**Activity:** For the string "kind", search the entries below and copy every line where it appears.

*** Opening Information ***

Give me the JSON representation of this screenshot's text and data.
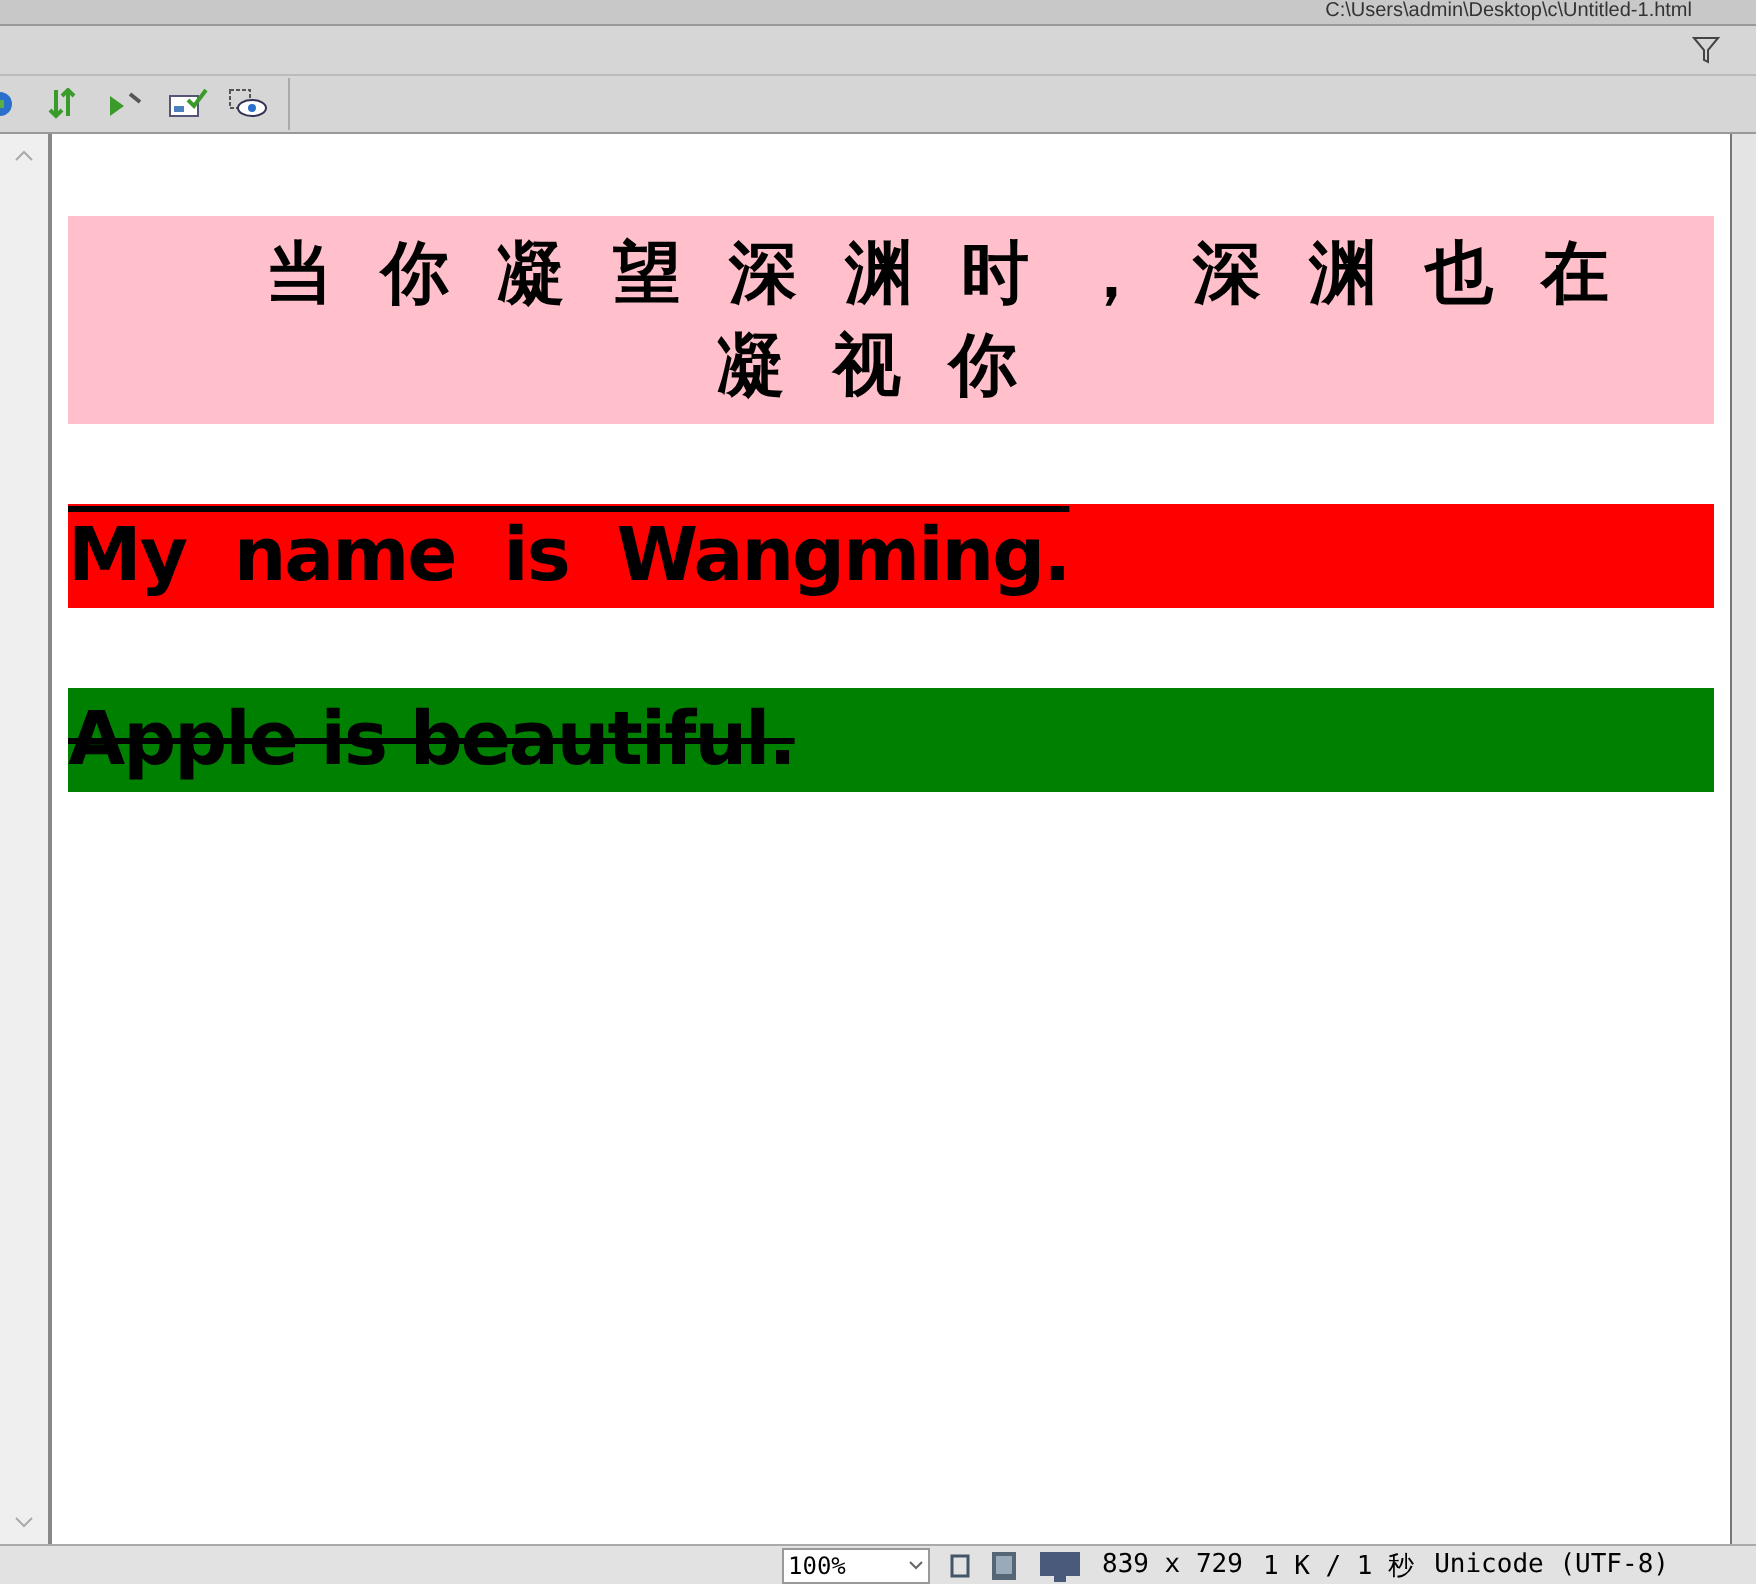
{
  "window": {
    "title": "C:\\Users\\admin\\Desktop\\c\\Untitled-1.html"
  },
  "toolbar": {
    "buttons": [
      {
        "kind": "globe"
      },
      {
        "kind": "arrows"
      },
      {
        "kind": "play"
      },
      {
        "kind": "check"
      },
      {
        "kind": "eye"
      }
    ]
  },
  "document": {
    "blocks": [
      {
        "text": "当你凝望深渊时，深渊也在凝视你",
        "color": "#ffc0cb",
        "overline": false,
        "strikethrough": false,
        "kind": "cjk"
      },
      {
        "text": "My name is Wangming.",
        "color": "#ff0000",
        "overline": true,
        "strikethrough": false,
        "kind": "wide"
      },
      {
        "text": "Apple is beautiful.",
        "color": "#008000",
        "overline": false,
        "strikethrough": true,
        "kind": "plain"
      }
    ]
  },
  "status_bar": {
    "zoom": "100%",
    "size": "839 x 729",
    "download": "1 K / 1 秒",
    "encoding": "Unicode (UTF-8)"
  }
}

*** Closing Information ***

**Answer to the exercise:**
        "kind": "globe"
        "kind": "arrows"
        "kind": "play"
        "kind": "check"
        "kind": "eye"
        "kind": "cjk"
        "kind": "wide"
        "kind": "plain"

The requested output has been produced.